WASHINGTON, July 22, 2013 – While the Defense Department is battling to maintain the nation’s military readiness in an austere budget climate, its conservation efforts in communities across the country are quietly flourishing, environmental experts told a national security audience recently.
John Conger, acting deputy undersecretary of defense for installations and environment, and James G. Van Ness, DOD’s acting deputy general counsel for environment and installations, participated in a July 19 panel discussion at the Aspen Security Forum in Aspen, Colo.
Conger assured the audience that funding for the Pentagon’s environmental initiatives is largely shielded, and the Pentagon has gained ground in efforts from endangered species rehabilitation to site cleanup programs.
Conger noted the department manages nearly 30 million acres of land and roughly a half million buildings in the United States. Many of the training acres on military installations have served as refuges for threatened and endangered species, he noted, but conservation efforts now are moving outside the gates.
“The Defense Department has a dedication to the environment that is wider in scope than a lot of people are familiar with. … We spend $4 billion a year on our environmental programs,” he said.
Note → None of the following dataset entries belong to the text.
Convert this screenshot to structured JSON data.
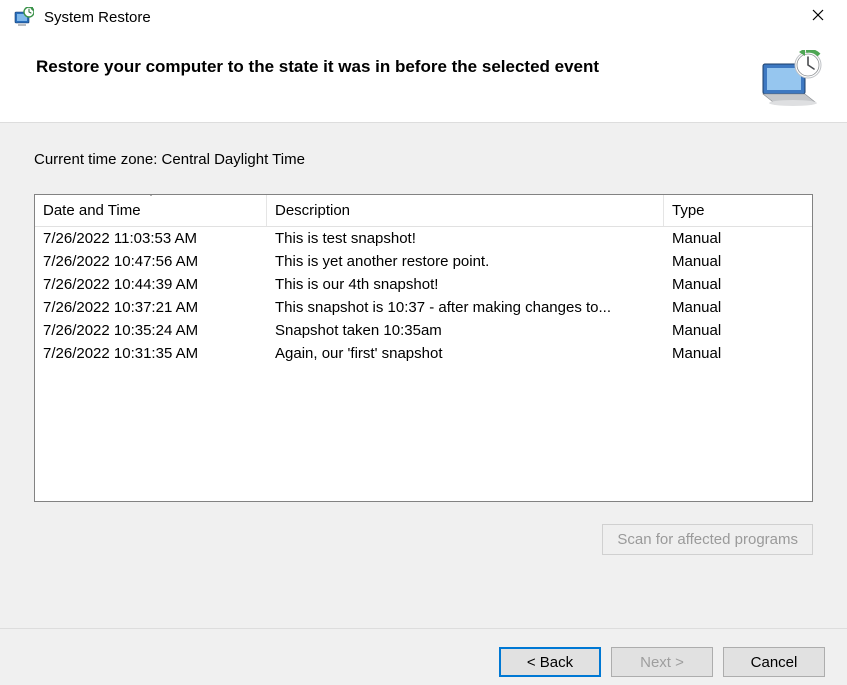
{
  "window": {
    "title": "System Restore"
  },
  "header": {
    "heading": "Restore your computer to the state it was in before the selected event"
  },
  "content": {
    "timezone_label": "Current time zone: Central Daylight Time",
    "columns": {
      "datetime": "Date and Time",
      "description": "Description",
      "type": "Type"
    },
    "rows": [
      {
        "datetime": "7/26/2022 11:03:53 AM",
        "description": "This is test snapshot!",
        "type": "Manual"
      },
      {
        "datetime": "7/26/2022 10:47:56 AM",
        "description": "This is yet another restore point.",
        "type": "Manual"
      },
      {
        "datetime": "7/26/2022 10:44:39 AM",
        "description": "This is our 4th snapshot!",
        "type": "Manual"
      },
      {
        "datetime": "7/26/2022 10:37:21 AM",
        "description": "This snapshot is 10:37 - after making changes to...",
        "type": "Manual"
      },
      {
        "datetime": "7/26/2022 10:35:24 AM",
        "description": "Snapshot taken 10:35am",
        "type": "Manual"
      },
      {
        "datetime": "7/26/2022 10:31:35 AM",
        "description": "Again, our 'first' snapshot",
        "type": "Manual"
      }
    ],
    "scan_button": "Scan for affected programs"
  },
  "footer": {
    "back": "< Back",
    "next": "Next >",
    "cancel": "Cancel"
  }
}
Conger added that military installations are home to 420 federally listed threatened or endangered species and 523 at-risk species. Roughly 10 of the former and 75 of the latter are found only on DOD property, he added.
Van Ness explained that as pressures build to increase DOD’s use of its available training space, the department is working harder to build viable habitats for those species in communities around military installations.
He said department environmental experts have hit on the idea of working with surrounding communities and states, and in some cases other federal agencies, to contribute habitat-building efforts near military installations in return for the relaxing of some standards on the installations. These private lands initiatives, Van Ness said, have been remarkably successful.
“We’ve had 41 transactions and more than 14,000 acres protected” under the program at Fort Bragg, N.C., alone, he said. Fort Bragg, home to the red-cockaded woodpecker as well as the Army’s 18th Airborne Corps and other major units, has benefited from the partnership in increased use of training lands, Van Ness noted. “Fish and Wildlife Service has lifted some of the restrictions that were most onerous,” he added.
As similar programs have spread across the nation, he noted, DOD now is involved in habitat rehabilitation projects at about 60 bases in 24 states.
Partner agencies have matched DOD in funding this program, he noted.
“These are lands that are important to them, too,” Van Ness said. “It meets their needs and their interests.”
Conger noted the department also has improved its site cleanup record dramatically in recent years. By 2018, the department will have finished cleaning up 90 percent of the environmental sites it has identified, he said, and will have completed 95 percent by 2021.
While a few sites will require longer-term solutions, Conger said, “I’m proud of our cleanup program and I think we’re doing a pretty good job.”